RECORDS SHOWN ::

--- START ---

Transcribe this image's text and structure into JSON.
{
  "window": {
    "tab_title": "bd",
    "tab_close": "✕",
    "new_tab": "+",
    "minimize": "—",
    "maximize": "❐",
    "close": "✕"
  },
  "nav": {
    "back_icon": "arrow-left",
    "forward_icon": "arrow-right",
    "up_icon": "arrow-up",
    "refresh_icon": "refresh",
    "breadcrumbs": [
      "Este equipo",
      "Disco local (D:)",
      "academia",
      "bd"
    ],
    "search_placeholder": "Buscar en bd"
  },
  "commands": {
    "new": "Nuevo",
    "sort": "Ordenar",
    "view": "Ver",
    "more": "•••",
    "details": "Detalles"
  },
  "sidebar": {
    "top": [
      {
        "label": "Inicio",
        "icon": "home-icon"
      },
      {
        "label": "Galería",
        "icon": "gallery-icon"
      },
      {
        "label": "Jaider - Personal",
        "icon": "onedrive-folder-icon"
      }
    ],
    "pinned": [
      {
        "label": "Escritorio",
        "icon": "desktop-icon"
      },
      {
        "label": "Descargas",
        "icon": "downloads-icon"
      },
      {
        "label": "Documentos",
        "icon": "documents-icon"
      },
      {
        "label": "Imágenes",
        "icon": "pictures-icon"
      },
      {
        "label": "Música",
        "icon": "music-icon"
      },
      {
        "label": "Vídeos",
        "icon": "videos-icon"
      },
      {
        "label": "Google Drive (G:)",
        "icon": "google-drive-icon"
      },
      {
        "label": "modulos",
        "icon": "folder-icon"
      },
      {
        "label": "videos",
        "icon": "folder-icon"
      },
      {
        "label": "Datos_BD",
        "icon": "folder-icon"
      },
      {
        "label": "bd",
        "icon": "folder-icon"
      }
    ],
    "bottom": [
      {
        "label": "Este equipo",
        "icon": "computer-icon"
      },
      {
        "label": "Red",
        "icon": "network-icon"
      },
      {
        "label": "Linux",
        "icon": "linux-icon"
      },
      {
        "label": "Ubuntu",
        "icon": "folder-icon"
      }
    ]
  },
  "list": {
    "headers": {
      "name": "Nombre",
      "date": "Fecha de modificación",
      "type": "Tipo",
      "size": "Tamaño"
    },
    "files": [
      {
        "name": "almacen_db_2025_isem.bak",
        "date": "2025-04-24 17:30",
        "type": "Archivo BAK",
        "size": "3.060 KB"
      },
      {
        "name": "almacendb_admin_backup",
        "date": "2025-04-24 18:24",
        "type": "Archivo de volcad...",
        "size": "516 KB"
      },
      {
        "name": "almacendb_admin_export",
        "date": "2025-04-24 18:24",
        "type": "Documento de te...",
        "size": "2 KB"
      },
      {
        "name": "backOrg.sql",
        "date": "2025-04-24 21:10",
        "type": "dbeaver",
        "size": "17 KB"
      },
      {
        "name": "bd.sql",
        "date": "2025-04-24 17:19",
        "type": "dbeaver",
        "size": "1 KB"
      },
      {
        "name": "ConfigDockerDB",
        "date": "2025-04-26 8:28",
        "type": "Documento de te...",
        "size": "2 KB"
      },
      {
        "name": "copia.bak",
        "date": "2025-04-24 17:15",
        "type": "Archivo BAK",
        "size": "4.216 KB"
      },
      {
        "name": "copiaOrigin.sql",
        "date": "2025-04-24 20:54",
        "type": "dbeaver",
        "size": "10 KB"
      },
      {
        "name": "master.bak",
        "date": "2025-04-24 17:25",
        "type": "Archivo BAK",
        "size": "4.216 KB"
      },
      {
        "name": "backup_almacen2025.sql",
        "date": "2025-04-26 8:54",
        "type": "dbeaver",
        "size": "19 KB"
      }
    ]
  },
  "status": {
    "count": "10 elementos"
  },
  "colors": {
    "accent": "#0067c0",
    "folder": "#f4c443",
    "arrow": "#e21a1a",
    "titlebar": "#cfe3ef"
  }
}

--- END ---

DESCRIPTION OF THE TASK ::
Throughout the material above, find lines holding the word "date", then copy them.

ANSWER AREA ::
      "date": "Fecha de modificación",
        "date": "2025-04-24 17:30",
        "date": "2025-04-24 18:24",
        "date": "2025-04-24 18:24",
        "date": "2025-04-24 21:10",
        "date": "2025-04-24 17:19",
        "date": "2025-04-26 8:28",
        "date": "2025-04-24 17:15",
        "date": "2025-04-24 20:54",
        "date": "2025-04-24 17:25",
        "date": "2025-04-26 8:54",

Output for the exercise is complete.